Although several shootings have resulted in people being hospitalized, Edmiston said none have resulted in any deaths.
The issue is not isolated to Hermiston either, he added, noting his officers have assisted other law enforcement agencies outside the HPD service area with shootings.
To further support and encourage communication between area law enforcement agencies regarding the matter, HPD Lt. Robert Guerrero hosted an intelligence meeting Oct. 11.
“Lt. Guerrero and others discussed commonalities and the need for collection of evidence to be submitted to the crime lab for analysis,” Edmiston said. “Because most of the people involved in these shootings do not cooperate with officers, we are going to rely on evidence to link things together.”
The drawback to this, he said, is it will take time due to the Oregon State Police crime lab prioritizing its workload.
Also posing major obstacles, Edmiston said, are understaffing and a need for assistance, which has resulted in the HPD seeing a 20% decrease in personnel. Since summer of 2020, law enforcement on a national level have seen people leave the profession, including HPD losing five of its staff members, he said.
“The good news is people are still willing to do the job. The bad news is two-fold,” said Edmiston.
Psychological evaluations of potential new hires have found that candidates are able to do the job, but the question is for how long.
He stated that after waiting 60 days the HPD can hire personnel to start initial training before they attend the police academy for 16 weeks and return to the station for an additional 10 weeks of in-house training.
“From the time a vacancy is experienced to the time we hire and train someone, we are talking upwards of 235-plus days before that new officer is out on their own working,” he said. “That is a huge investment.”
Communication and group support seem to be key factors in the HPD plan to combat the shooting issue.
“We have been in constant communication with our district attorney’s office and are working to put cases forward for aggressive prosecution when we connect the dots,” Edmiston said.
In addition to federal partners and area agencies, he said he’s also reached out to local leaders to discuss the matter in person and continues to maintain open communication with the Hermiston School District.
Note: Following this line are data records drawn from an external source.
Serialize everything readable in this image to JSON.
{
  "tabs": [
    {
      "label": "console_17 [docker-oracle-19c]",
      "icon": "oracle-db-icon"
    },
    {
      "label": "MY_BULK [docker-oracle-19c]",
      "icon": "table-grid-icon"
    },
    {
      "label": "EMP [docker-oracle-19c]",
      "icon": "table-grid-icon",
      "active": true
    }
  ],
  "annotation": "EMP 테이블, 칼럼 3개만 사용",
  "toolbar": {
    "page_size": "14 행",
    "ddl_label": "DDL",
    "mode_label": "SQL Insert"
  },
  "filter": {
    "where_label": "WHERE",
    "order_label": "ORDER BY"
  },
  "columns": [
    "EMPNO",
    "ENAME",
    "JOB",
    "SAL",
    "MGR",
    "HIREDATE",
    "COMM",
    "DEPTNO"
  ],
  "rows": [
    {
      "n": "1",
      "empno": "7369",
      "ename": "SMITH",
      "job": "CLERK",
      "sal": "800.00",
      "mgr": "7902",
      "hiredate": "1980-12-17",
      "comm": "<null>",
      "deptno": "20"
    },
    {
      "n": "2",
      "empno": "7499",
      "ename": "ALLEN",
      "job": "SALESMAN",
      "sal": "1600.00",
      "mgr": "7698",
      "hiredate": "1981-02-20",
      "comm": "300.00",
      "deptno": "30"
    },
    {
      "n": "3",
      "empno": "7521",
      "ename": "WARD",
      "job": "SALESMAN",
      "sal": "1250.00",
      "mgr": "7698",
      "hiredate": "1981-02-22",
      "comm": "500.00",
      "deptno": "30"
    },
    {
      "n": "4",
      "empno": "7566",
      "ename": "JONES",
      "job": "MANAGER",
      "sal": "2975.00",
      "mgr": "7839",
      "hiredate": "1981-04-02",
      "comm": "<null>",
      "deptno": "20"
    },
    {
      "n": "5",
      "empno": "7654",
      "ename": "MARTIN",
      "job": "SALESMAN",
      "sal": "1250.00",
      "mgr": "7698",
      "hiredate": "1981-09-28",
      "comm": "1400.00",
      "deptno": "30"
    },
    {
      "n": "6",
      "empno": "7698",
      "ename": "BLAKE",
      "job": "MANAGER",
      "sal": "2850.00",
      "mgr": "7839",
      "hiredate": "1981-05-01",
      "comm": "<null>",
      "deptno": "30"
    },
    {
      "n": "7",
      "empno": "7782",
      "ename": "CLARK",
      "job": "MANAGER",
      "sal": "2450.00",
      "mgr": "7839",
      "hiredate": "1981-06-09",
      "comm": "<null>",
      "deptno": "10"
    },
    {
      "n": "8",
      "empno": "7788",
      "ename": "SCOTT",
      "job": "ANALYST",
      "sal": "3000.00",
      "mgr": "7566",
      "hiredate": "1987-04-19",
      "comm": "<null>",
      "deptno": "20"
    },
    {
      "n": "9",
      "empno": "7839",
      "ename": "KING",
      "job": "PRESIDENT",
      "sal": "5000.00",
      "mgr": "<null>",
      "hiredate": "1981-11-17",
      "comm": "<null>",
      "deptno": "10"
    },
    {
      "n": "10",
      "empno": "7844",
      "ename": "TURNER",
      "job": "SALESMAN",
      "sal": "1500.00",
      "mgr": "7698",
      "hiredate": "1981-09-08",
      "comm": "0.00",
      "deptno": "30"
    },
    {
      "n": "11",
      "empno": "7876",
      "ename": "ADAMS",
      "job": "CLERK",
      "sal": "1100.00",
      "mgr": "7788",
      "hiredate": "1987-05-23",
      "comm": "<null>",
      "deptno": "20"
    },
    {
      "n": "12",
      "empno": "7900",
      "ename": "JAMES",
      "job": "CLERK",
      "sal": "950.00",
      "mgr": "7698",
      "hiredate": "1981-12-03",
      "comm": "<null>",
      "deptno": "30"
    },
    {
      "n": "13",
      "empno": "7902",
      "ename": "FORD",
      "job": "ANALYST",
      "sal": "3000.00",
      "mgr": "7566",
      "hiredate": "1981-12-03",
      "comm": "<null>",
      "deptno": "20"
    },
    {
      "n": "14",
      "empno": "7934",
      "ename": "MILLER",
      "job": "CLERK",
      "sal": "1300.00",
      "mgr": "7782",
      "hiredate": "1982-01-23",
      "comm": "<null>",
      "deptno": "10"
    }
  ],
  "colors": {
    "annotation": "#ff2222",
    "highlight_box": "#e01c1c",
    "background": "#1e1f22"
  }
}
“The flow of information to/from our agency and that of the Hermiston School District is constant,” said Edmiston. “I speak regularly with school Supt. Dr. (Tricia) Mooney as does both Capt. Scott Clark and Capt. Travis Eynon.”
He and Umatilla County Sheriff Terry Rowan in a joint statement said regular discussion on the matter with local leaders has been taking place monthly at the sheriff’s office in Pendleton.
“I want to remind people that we target criminal behavior, not people, unless they are engaged in crime,” said Edmiston.
Going forward the HPD plans to handle shootings and transient matters in an aggressive-but-legal way to fix the issues that are impacting the livability of citizens, he said.